When Boyd and Greenup County residents were asked what their top environmental concerns were, air quality topped the list again and again.
Indoor and outdoor air quality are the top priorities among the 10 environmental concerns residents of the two counties have. Drinking water, the built environment, littering and recycling, road conditions, flooding, abandoned homes, sewage overflow and polluted waterways rounded out the list of top 10 concerns.
Each of these issues is addressed in the first ever Environmental Action Plan for Boyd and Greenup Counties, published earlier this year. The plan follows a two-year study conducted by the Boyd-Greenup Partnership for Environmental Concerns. The group gathered input from 700 residents through a series of 10 meetings conducted from South Shore to Burnaugh, said Holly West, the program’s managers.
“As a coalition, we had to do this prioritization and risk ranking,” she explained. “We looked at what we can do to make a difference, so we looked at air quality overall and decided indoor air quality would be our biggest focus. That is what we could physically tackle,” West said.
The report suggested four strategies for tackling indoor air quality, one of which the group has already completed through the National Center for Healthy Housing, which established Kentucky’s first and only Healthy Homes training site here.
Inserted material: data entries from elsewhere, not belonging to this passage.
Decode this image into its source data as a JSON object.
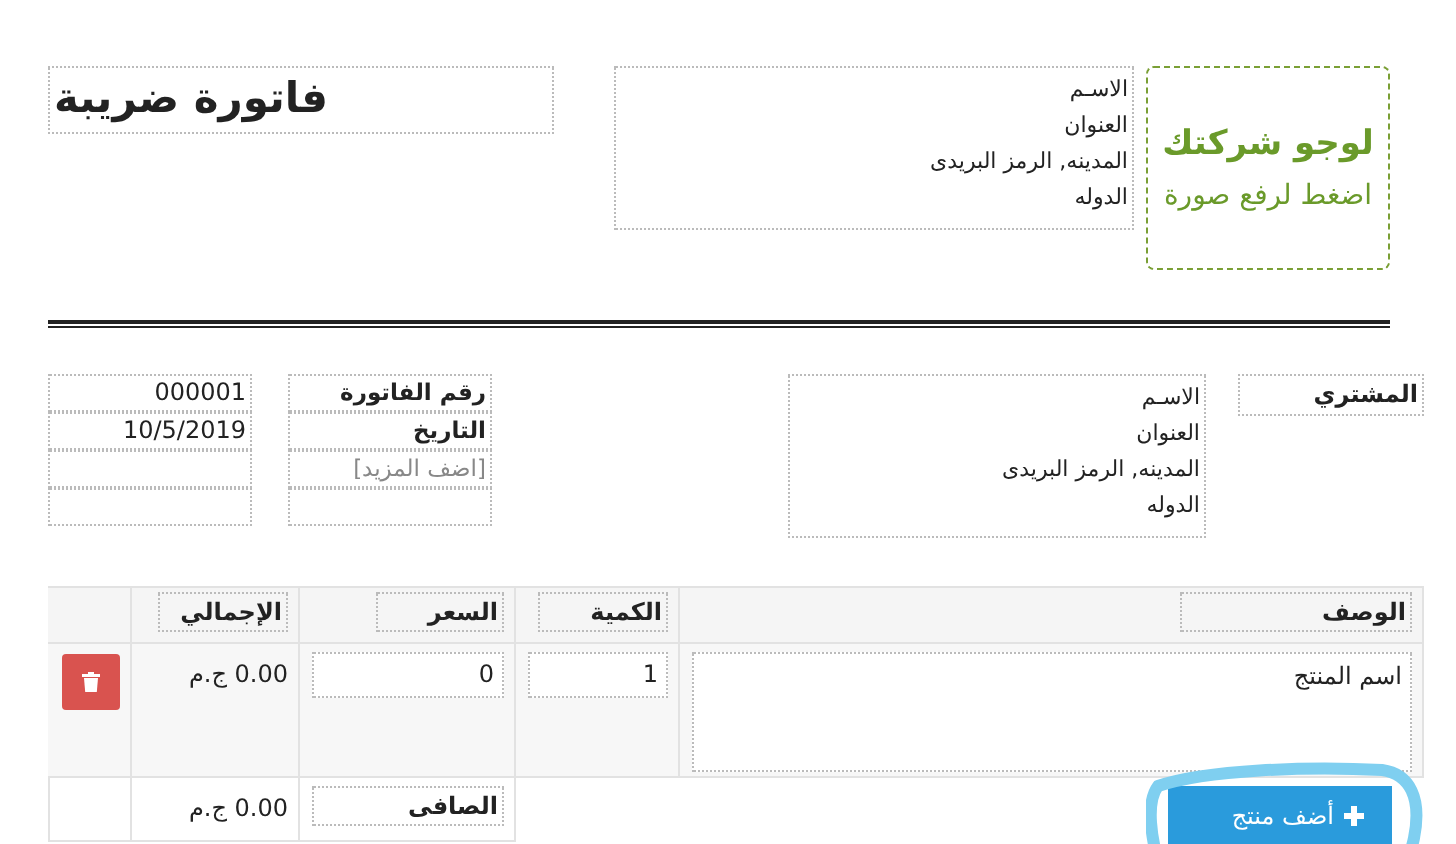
{
  "title": "فاتورة ضريبة",
  "company": {
    "logo_title": "لوجو شركتك",
    "logo_hint": "اضغط لرفع صورة",
    "address_lines": [
      "الاسـم",
      "العنوان",
      "المدينه, الرمز البريدى",
      "الدوله"
    ]
  },
  "buyer": {
    "label": "المشتري",
    "address_lines": [
      "الاسـم",
      "العنوان",
      "المدينه, الرمز البريدى",
      "الدوله"
    ]
  },
  "meta": [
    {
      "kind": "field",
      "label": "رقم الفاتورة",
      "value": "000001"
    },
    {
      "kind": "field",
      "label": "التاريخ",
      "value": "10/5/2019"
    },
    {
      "kind": "add_more",
      "label": "[اضف المزيد]"
    }
  ],
  "table": {
    "columns": [
      "الوصف",
      "الكمية",
      "السعر",
      "الإجمالي"
    ],
    "rows": [
      {
        "description": "اسم المنتج",
        "quantity": "1",
        "price": "0",
        "total": "0.00 ج.م"
      }
    ]
  },
  "totals": [
    {
      "label": "الصافى",
      "value": "0.00 ج.م"
    }
  ],
  "add_button": "أضف منتج"
}
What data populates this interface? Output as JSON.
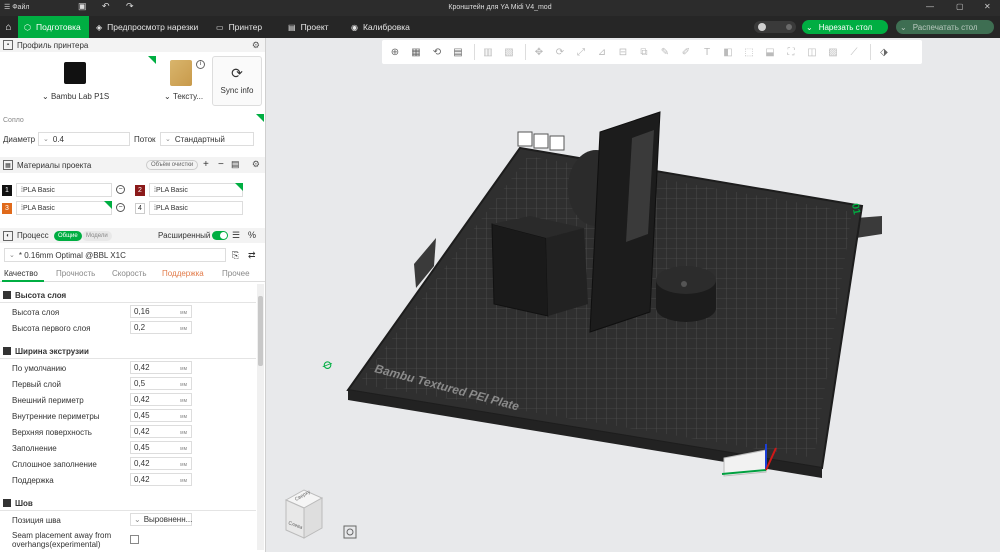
{
  "titlebar": {
    "menu": "Файл",
    "title": "Кронштейн для YA Midi V4_mod"
  },
  "nav": {
    "tabs": [
      {
        "label": "Подготовка",
        "icon": "cube-icon",
        "active": true
      },
      {
        "label": "Предпросмотр нарезки",
        "icon": "layers-icon",
        "active": false
      },
      {
        "label": "Принтер",
        "icon": "monitor-icon",
        "active": false
      },
      {
        "label": "Проект",
        "icon": "project-icon",
        "active": false
      },
      {
        "label": "Калибровка",
        "icon": "calibration-icon",
        "active": false
      }
    ],
    "slice_button": "Нарезать стол",
    "print_button": "Распечатать стол"
  },
  "printer": {
    "section_title": "Профиль принтера",
    "printer_name": "Bambu Lab P1S",
    "plate_name": "Тексту...",
    "sync_label": "Sync info"
  },
  "nozzle": {
    "section_title": "Сопло",
    "diameter_label": "Диаметр",
    "diameter_value": "0.4",
    "flow_label": "Поток",
    "flow_value": "Стандартный"
  },
  "materials": {
    "section_title": "Материалы проекта",
    "volume_button": "Объём очистки",
    "items": [
      {
        "num": "1",
        "color": "#111111",
        "name": "PLA Basic"
      },
      {
        "num": "2",
        "color": "#8b1a1a",
        "name": "PLA Basic"
      },
      {
        "num": "3",
        "color": "#e06a1b",
        "name": "PLA Basic"
      },
      {
        "num": "4",
        "color": "#ffffff",
        "name": "PLA Basic"
      }
    ]
  },
  "process": {
    "section_title": "Процесс",
    "pill_general": "Общие",
    "pill_models": "Модели",
    "advanced_label": "Расширенный",
    "preset": "* 0.16mm Optimal @BBL X1C",
    "tabs": [
      "Качество",
      "Прочность",
      "Скорость",
      "Поддержка",
      "Прочее"
    ]
  },
  "quality": {
    "layer_height_group": "Высота слоя",
    "layer_height_label": "Высота слоя",
    "layer_height_value": "0,16",
    "first_layer_height_label": "Высота первого слоя",
    "first_layer_height_value": "0,2",
    "unit": "мм",
    "extrusion_group": "Ширина экструзии",
    "extrusion": [
      {
        "label": "По умолчанию",
        "value": "0,42"
      },
      {
        "label": "Первый слой",
        "value": "0,5"
      },
      {
        "label": "Внешний периметр",
        "value": "0,42"
      },
      {
        "label": "Внутренние периметры",
        "value": "0,45"
      },
      {
        "label": "Верхняя поверхность",
        "value": "0,42"
      },
      {
        "label": "Заполнение",
        "value": "0,45"
      },
      {
        "label": "Сплошное заполнение",
        "value": "0,42"
      },
      {
        "label": "Поддержка",
        "value": "0,42"
      }
    ],
    "seam_group": "Шов",
    "seam_position_label": "Позиция шва",
    "seam_position_value": "Выровненн...",
    "seam_away_label_1": "Seam placement away from",
    "seam_away_label_2": "overhangs(experimental)"
  },
  "viewport": {
    "plate_text": "Bambu Textured PEI Plate",
    "plate_number": "01",
    "cube_front": "Слева",
    "cube_top": "Сверху"
  }
}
The remaining strategies include: introducing the EPA’s Indoor Air Quality Tools for Schools program into local districts, educating and encouraging workplaces to improve their indoor air standards, including implementing smoke-free workplace policies, along with increasing community education and outreach, will be completed over the next six months to three years.
Outdoor air quality is a tougher issue to tackle, said West, but the partnership has identified five strategies that can help. These range from smoke-free school campuses to partnerships with local industries to media campaigns targeting smoke free parks.
The safety of drinking water was also a major concern for respondents. The three year plan calls for exploring ways to disseminate warnings quicker to and more effectively to residents.
Promoting “liveable communities and healthy environments,” is among the other goals of the report. Among the suggested strategies for doing so include advocation for more sidewalks and bike lanes, neighborhood watch programs, along with garden and farm programs at schools.
Recycling and littering will be addressed through increased public participation in voluntary programs and could involve exploring opportunities for public composting, according to the report.
The project was funded by an $87,000 Community Action for a Renewed Environment grant from the Environmental Protection Agency. Boyd and Greenup County received one of only two given in the entire country. The other award was given to Gulfport, Miss.
CARRIE STAMBAUGH can be reached at firstname.lastname@example.org or (606) 326-2653.